Time for another roll call of some neat accessories I spotted for sale this week. The Votex items are extremely rare to find, even if their styling is somewhat polarizing. For a factory look, the W124 AMG rear spoiler needs refinishing but is an original piece. The Nürburgring brake package was a factory option that Dinan used as a “Big Brake” package for many BMWs, but originally came on either the M5, 540i M-Sport or 850CSi. Finally, there’s a set of Ruf pedals for your 911/964/993 just to finish things off. What’s your favorite?
All posts in Volkswagen
Edit: One of our Facebook readers – Steve – correctly noted that this is Capri Green and was an 8V Golf to start out. In some ways, that makes it better that a real 2.0 GTi wasn’t sacrificed, though my feelings about most of the modifications stay the same. Thanks Steve, and sorry for the mistake!
I’m fairly certain that with the right backing and skillful marketing I could pitch a show to one of those

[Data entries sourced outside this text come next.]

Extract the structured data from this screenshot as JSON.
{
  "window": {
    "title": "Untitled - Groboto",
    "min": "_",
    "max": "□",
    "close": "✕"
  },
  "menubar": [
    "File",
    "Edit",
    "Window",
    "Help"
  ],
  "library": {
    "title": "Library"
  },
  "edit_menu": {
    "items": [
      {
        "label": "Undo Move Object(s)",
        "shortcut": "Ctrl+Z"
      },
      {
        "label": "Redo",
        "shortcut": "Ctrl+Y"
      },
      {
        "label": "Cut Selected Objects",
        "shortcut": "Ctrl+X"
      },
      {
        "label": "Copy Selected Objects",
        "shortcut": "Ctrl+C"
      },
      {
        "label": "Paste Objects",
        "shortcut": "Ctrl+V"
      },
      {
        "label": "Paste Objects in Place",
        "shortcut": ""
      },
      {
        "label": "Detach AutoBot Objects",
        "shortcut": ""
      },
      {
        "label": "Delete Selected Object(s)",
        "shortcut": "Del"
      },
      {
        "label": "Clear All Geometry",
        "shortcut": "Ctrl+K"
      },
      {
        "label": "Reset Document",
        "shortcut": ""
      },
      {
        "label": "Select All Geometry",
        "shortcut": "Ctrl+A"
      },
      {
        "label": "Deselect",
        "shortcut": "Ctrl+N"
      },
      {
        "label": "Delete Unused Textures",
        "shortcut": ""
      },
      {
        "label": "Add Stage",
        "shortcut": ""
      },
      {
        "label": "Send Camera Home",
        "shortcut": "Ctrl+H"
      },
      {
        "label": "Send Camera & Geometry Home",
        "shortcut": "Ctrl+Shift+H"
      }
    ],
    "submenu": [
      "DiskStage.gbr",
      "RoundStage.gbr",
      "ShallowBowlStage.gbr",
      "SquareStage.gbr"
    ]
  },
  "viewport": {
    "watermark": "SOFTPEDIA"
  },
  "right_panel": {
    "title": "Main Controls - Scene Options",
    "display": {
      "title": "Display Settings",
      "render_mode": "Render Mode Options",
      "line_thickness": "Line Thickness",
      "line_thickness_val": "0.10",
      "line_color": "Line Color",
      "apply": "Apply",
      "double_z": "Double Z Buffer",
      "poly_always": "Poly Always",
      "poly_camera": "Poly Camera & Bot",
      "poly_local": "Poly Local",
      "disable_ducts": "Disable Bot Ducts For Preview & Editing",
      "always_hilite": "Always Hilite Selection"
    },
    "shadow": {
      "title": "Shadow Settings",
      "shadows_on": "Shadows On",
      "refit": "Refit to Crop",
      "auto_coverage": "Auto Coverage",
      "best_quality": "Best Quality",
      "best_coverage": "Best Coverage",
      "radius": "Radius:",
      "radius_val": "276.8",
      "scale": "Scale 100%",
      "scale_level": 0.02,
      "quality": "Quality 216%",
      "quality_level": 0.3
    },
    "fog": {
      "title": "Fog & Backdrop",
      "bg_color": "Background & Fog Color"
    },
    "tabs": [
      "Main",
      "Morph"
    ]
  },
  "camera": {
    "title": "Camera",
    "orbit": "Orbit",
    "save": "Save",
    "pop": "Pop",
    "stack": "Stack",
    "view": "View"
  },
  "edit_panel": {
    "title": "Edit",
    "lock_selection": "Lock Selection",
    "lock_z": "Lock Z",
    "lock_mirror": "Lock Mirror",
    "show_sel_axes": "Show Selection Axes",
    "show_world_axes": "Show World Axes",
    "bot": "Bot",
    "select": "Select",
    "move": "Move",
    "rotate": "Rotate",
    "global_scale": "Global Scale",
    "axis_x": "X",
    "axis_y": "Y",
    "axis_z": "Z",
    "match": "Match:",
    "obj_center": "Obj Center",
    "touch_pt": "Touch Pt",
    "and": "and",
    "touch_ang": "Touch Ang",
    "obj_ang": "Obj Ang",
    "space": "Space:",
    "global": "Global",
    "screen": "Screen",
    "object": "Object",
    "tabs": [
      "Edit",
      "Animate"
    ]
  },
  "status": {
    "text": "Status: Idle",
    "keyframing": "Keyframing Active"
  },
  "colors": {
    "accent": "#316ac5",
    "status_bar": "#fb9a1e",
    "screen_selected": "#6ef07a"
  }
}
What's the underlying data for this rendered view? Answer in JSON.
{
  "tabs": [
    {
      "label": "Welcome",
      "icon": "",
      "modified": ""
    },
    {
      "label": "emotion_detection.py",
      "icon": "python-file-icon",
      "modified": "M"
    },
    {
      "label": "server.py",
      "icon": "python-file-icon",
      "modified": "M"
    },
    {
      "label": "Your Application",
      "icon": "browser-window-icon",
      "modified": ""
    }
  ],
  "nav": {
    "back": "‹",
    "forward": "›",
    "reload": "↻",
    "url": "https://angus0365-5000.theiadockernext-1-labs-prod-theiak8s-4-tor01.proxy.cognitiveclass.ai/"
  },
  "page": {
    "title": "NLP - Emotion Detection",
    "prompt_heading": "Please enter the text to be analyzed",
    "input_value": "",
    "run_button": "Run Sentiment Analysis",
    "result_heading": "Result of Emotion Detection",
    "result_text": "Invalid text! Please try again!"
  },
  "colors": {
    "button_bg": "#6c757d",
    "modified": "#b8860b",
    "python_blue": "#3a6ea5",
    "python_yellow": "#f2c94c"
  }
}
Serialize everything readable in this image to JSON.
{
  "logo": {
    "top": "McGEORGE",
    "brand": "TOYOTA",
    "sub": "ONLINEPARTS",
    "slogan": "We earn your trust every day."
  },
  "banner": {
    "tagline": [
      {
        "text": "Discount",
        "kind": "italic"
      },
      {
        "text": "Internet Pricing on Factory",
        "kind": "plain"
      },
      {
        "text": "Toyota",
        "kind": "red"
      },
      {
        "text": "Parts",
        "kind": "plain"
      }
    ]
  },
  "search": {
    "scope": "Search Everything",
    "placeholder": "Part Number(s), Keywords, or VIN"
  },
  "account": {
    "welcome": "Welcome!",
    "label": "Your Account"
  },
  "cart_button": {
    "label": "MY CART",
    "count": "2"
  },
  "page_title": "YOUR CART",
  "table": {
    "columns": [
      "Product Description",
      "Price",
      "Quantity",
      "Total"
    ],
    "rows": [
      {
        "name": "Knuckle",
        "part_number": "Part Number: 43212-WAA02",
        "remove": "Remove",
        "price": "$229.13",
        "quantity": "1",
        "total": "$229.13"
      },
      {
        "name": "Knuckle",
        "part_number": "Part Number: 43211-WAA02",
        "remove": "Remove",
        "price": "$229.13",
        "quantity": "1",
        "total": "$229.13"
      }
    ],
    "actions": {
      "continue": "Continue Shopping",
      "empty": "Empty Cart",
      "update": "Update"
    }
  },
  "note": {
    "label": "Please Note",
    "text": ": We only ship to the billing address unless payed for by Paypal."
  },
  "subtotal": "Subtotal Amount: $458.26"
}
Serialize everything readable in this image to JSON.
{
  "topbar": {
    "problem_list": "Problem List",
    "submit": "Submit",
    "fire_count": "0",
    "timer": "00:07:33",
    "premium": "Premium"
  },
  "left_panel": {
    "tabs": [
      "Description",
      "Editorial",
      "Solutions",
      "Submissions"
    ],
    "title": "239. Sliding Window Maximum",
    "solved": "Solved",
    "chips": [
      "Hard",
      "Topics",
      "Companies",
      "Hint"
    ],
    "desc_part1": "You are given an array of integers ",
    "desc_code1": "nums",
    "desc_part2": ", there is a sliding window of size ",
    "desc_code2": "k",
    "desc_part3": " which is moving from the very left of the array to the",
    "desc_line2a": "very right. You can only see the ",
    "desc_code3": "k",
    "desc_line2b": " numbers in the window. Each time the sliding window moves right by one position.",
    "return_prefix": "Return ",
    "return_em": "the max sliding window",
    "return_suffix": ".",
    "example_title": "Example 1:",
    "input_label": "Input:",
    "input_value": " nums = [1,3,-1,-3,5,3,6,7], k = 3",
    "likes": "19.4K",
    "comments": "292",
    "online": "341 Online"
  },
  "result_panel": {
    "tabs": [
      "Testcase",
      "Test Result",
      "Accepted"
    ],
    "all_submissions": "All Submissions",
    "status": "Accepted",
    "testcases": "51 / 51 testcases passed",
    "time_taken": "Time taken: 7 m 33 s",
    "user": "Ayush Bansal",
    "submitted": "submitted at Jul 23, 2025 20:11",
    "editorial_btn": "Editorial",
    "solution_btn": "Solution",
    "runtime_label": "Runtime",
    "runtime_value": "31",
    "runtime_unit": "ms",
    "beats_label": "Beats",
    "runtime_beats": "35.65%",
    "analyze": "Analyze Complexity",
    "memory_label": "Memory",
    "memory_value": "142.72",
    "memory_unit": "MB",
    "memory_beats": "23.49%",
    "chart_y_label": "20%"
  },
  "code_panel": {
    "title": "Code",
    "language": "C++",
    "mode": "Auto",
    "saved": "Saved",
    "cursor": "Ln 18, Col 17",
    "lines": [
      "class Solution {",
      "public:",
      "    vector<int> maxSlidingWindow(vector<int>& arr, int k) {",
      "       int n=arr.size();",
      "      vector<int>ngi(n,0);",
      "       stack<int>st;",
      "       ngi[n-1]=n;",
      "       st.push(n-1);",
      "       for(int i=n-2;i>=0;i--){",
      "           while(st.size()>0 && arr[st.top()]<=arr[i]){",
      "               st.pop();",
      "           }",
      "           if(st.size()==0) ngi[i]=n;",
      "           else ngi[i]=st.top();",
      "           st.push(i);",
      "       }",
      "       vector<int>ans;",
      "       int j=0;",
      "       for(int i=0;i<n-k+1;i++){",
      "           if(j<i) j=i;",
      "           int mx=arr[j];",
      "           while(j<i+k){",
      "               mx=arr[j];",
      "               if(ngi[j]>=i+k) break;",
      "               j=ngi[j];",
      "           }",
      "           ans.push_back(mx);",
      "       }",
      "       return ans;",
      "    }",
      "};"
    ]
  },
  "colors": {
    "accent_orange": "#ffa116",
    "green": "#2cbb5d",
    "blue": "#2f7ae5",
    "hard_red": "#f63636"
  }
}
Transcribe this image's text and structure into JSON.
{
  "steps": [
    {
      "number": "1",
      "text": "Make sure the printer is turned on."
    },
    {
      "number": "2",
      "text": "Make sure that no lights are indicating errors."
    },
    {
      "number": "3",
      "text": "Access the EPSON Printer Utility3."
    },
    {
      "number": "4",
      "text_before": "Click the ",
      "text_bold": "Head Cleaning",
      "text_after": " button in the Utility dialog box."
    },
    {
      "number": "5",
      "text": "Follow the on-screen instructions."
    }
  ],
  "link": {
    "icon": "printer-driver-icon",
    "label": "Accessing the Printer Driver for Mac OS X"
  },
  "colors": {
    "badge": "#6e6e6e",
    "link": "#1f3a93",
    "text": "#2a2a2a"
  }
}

crappy cable networks. My premise? Take a car that has been modified and return it to OEM or OEM+ standards. Seriously, when talking about rare cars, aren’t there buyers for these rides? Don’t there seem to be lots of people endlessly browsing the internet looking for that hidden, unmodified and well-cared for gem that rarely surfaces? Heck, it’s what we’ve built a fair amount of our writing around. And even though there are plenty of people pining for original BMWs, Mercedes-Benz and Porsche models, there’s a special lot that love original Volkswagens. One of the biggest reasons they long for these “unicorn” models is that so few were properly cared for, and many of those that were have been modded within an inch of their life. Take the Mk.II GTi; a solid performing replacement for the “original” hot hatch. It’s near legendary status is well cemented in the halls of automotive history, and it’s even one of the few models that carries brand awareness outside of motoring circles. Seriously, even people who know almost nothing about cars know what a GTi is. Within the Mk.II crowd, there are several limited models that the U.S. didn’t receive, so our top of the heap has to be the 1990-1992 16V edition. With a close-ratio gearbox, revised and better integrated smooth big bumpers, the best set of BBS wheels and Recaro seats ever fitted to a Volkswagen and one stunner of a revy 2 liter inline-4, it was an awesome package. Specify it in Montana Green, and you’ve got the crowds drooling. Then someone goes and does this:
CLICK FOR DETAILS: 1992 Volkswagen GTi 16V G60 on eBay
Not that long ago, if you were at a gathering of automobile enthusiasts and said you had a diesel race car, you would likely have been laughed out of the group. And if I’m completely honest, I probably would have been one of those laughing. The term “diesel” coupled with “performance” just were two words at opposite ends of the spectrum to me even as recently as the mid 1990s. I recall that I had a friend who was very excited about the then relatively new TDi Golf and Jetta, reciting from carefully memorized brochures the fuel economy figures in any given situation. But then, something strange happened. I grew up and got a job where I had to drive – a lot – and was footing my own gas bill. Suddenly, the concept of 50 m.p.g. and having something a little different than the typical performance cars made sense to me. I was contemplating all sorts of weird permutations, generally into the cars I owned. For example, I thought the concept of swapping a diesel motor into the V8 quattro chassis was an interesting one, or for that matter an Audi S6 – the look of performance, but the mileage and run-for-eternity longevity of a diesel motor. Then Volkswagen did us all a favor and started bringing over performance versions of their TDi cars, starting with the Jetta TDi Cup Edition. An effective homologation of their one-make race series, the TDi Cups were essentially a GLi with the TDi powerplant – and offer performance in corners to make things fun coupled to fuel economy that makes life more practical:
CLICK FOR DETAILS: 2010 Volkswagen Jetta TDi Cup on eBay
The original Giugiaro Scirocco is a thing of beauty to this day, with sharp lines that come together distinctively. It’s a shame that most Mk1 Sciroccos are dead or beat within an inch of their life, but today’s is a refreshingly clean and cared-for example. Taken just on looks and the cleanliness of the engine bay, it’s a heck of car. Unfortunately, while the description attempts to be detailed with a photo of (I think?) maintenance and improvements, the seller is not familiar with resolution requirements, leaving quite a few questions to be answered before the steep asking price is paid.
Click for details: 1979 Volkswagen Scirocco on Seattle’s Craigslist
The Mk1 Volkswagen Jetta we featured last week is back up for sale at no reserve. You don’t see a lot of these first generation Jettas knocking around anymore, so grab a good one when you can!